Before reaching The BFlat Bar on 29th of October 2011, where Thermal And A Quarter were set to play that evening, I was on a different kind of high having witnessed an exhilarating football match. I caught up with TAAQ’s vocalist/guitarist/frontman Bruce Lee Mani who acknowledged BFlat as one of TAAQ’s favourite venues. There was a slight uncertainty about drummer Rajeev Rajagopal’s whereabouts near the start of the gig and naturally, manager Divya Joseph appeared a tad concerned. However, after numerous sightings of Rajeev which could now be confirmed as positive, TAAQ took to the stage with Bruce surrounded with an arsenal of three lovely guitars, the “little guy” Prakash who did a quick tune-check of his bass and Rajeev behind the drums. There were no supporting artists to assist the trio this time, so it was an evening of pure, unadulterated TAAQ.
The band started off with a new number, ‘De-Arranged’ while a crowd gathered right in front of my table and I had to stand for greater parts of the show to actually see the band. The song had a groovy interlude and pithy lyrics which has become an integral part of TAAQ’s songwriting process. Before their second number, Bruce brought into context all those people in Delhi who were robbed of the Metallica show, a day before. That second number, ‘Sorry for Me’ had a fantastic guitar solo and the band expertly demonstrated their signature tightness. The sound was perfect and had few differences from the sound in their recent studio releases.
After the warm up, Thermal belted out another new number ‘Meter Mele One and a Half’, one of the standout songs of the evening. I would give it a 11 on 10 for songwriting simply because the band brought to the fore through their music, most of the emotions related to the titular quote that Bangalore rickshaw drivers use. A chorus in 6/4, a solo with a sporadic burst of notes and an absolutely amazing drum solo were the hallmark of the song. And some cowbell! This song is dangerously catchy however, and you should be well-warned to resist singing this while actually travelling in a rickshaw.
By this time, I noticed that TAAQ’s songs have brilliant chord transitions and an expert usage of multiple scales. The amazing fact is that there is very little similarity that you could find between TAAQ’s music and that of any mainstream western band. The music is unique and very Bangalorean indeed. The band showed great volume and tempo control using them effectively to convey a message. Rajeev’s drumming was crisp and his use of the right sounds to complement the rest of the band is worth a mention. The band was a tight unit and also sounded full with just three members. This is a testament to Prakash K.N’s surreal bass fills and his superb ability at keeping the pulse of the song running.

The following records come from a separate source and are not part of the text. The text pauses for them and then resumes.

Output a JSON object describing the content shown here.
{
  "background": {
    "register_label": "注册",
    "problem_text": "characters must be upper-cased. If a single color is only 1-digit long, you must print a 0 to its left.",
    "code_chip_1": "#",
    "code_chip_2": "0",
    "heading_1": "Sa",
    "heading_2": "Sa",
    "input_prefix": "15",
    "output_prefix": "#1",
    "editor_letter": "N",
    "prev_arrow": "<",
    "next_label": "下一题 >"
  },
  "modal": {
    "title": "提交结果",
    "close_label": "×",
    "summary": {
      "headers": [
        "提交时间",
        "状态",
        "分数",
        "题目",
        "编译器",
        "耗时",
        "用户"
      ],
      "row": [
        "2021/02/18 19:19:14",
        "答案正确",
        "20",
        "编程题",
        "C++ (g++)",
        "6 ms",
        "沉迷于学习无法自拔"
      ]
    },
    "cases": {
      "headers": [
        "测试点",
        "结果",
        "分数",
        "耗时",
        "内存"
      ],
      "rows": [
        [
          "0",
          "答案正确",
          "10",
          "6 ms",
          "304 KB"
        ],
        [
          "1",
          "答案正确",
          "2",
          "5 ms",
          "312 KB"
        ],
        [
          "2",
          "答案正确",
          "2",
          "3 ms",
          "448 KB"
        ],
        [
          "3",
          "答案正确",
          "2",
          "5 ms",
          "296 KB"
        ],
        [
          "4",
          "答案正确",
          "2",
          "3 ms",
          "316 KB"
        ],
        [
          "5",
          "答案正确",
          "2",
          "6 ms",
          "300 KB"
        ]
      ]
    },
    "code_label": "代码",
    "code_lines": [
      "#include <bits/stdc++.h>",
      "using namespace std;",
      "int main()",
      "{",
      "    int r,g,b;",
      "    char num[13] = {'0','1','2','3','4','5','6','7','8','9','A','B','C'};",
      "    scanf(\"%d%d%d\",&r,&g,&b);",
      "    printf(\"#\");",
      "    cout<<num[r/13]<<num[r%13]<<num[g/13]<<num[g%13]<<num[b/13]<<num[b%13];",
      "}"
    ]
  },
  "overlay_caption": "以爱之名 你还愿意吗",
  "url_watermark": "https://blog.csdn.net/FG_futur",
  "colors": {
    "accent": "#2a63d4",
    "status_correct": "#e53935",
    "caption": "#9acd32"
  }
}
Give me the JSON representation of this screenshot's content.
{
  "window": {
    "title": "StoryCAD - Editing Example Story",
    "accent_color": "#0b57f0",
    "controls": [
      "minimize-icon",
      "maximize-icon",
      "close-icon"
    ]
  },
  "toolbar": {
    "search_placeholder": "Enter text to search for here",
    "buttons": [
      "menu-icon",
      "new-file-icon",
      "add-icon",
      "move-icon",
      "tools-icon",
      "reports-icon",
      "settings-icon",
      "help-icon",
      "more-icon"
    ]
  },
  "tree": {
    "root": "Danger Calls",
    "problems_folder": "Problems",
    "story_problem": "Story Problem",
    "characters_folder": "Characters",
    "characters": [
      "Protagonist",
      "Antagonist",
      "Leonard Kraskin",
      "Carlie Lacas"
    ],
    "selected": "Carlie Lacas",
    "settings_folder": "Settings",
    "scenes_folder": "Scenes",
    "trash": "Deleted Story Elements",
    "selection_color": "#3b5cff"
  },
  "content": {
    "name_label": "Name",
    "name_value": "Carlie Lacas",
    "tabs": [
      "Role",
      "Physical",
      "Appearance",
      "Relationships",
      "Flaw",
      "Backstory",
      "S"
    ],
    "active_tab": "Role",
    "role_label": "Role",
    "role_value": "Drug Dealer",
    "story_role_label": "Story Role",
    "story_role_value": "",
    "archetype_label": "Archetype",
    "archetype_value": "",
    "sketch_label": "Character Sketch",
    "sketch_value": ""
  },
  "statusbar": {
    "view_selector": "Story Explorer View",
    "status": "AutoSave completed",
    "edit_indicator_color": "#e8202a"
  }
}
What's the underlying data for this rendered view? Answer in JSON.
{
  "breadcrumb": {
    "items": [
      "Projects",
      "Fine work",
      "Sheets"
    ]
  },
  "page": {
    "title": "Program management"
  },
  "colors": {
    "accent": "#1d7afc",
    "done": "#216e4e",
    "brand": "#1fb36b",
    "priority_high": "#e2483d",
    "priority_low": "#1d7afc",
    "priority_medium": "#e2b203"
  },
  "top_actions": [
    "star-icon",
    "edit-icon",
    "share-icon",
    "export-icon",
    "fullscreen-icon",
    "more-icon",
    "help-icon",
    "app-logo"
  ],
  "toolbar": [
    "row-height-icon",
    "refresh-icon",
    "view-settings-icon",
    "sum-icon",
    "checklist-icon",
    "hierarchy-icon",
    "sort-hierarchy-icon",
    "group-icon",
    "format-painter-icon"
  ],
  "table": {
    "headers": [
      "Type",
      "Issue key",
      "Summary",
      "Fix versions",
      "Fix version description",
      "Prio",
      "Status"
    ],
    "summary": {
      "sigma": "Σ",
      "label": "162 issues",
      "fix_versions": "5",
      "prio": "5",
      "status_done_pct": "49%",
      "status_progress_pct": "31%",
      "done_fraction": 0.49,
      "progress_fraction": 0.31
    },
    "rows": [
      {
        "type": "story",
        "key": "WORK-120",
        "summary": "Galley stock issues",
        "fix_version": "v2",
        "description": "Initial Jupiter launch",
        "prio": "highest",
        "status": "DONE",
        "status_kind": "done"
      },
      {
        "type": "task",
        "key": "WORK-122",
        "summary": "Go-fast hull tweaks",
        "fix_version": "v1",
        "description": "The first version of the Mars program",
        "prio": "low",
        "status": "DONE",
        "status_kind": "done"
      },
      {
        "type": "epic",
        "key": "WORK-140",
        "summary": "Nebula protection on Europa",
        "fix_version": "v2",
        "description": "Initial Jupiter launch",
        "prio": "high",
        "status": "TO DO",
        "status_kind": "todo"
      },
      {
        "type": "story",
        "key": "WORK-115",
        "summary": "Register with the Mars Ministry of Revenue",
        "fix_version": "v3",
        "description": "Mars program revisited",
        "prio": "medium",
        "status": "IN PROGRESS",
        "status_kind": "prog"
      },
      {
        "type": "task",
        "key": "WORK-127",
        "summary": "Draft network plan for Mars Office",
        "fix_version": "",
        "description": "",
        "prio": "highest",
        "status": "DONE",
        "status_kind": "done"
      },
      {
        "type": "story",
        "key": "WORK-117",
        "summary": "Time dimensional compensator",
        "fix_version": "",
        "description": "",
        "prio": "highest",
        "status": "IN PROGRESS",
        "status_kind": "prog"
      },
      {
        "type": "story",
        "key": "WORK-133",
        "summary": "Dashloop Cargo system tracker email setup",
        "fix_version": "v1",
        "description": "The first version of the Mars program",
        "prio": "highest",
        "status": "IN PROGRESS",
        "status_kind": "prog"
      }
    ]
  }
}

And then there was Bruce Lee Mani who isn’t just one of India’s greatest guitarists, but also a superb vocalist. His voice is an essential component of TAAQ’s sound. He belted out a brief falsetto in their next song, a Beatles cover, ‘With a Little Help from My Friends’ which had elements of reggae in it. Another standout song of the evening which had received a roar of approval from the now-packed BFlat, was ‘Bangalore Flowers’ dedicated to the women of Bangalore. The crescendo towards the end of the song got everyone to their feet and cheering!
After a song in 6/8 blues, TAAQ went on to cover Bill Withers’ ‘Ain’t No Sunshine’. Bruce ornamented the song with a Mayer-style fingerpicking intro and Prakash contributed with some slap bass in the interlude. The band improvised around the “I Know, I Know” line and Bruce even indulged in some twinning, scatting as he played the notes on the guitar! Prakash followed that up with a stylish bass solo of his own. ‘Billboard Bride’ was up next for which Bruce played a surreal legato solo with his Gibson Les Paul.
The evening progressed with numbers like ‘Birthday’ and ‘For The Cat’, the latter being a tribute to Cat Stevens. One of the last numbers was ‘Holy Jose’, a funky number which was probably the longest song of the set. Bruce used his whammy bar to support a bass solo by Prakash and Rajeev rounded off the song in a drum solo that included a run at the double bass pedals! And some cowbell! TAAQ strangely went on to cover Nirvana’s ‘In Bloom’, but I’m glad that they did it like TAAQ while retaining some of the essential grunge elements of the song.
TAAQ ended the evening with ‘Bend the World’, ‘Galacktiqua’, ‘Paper Puli’ and ‘Hey Jude’. Towards the end, Bruce seemed to ease into the songs while also letting the crowd handle some of the lyrics. He duly acknowledged the crowd’s rapturous response at the end of these songs.The band left the stage to a thunderous applause that lasted quite a while. If not already, the band has further cemented their position as one of the premier and most unique rock bands of the country. I could safely conclude that this was the ONLY thing that could have eclipsed the high I was talking about at the start.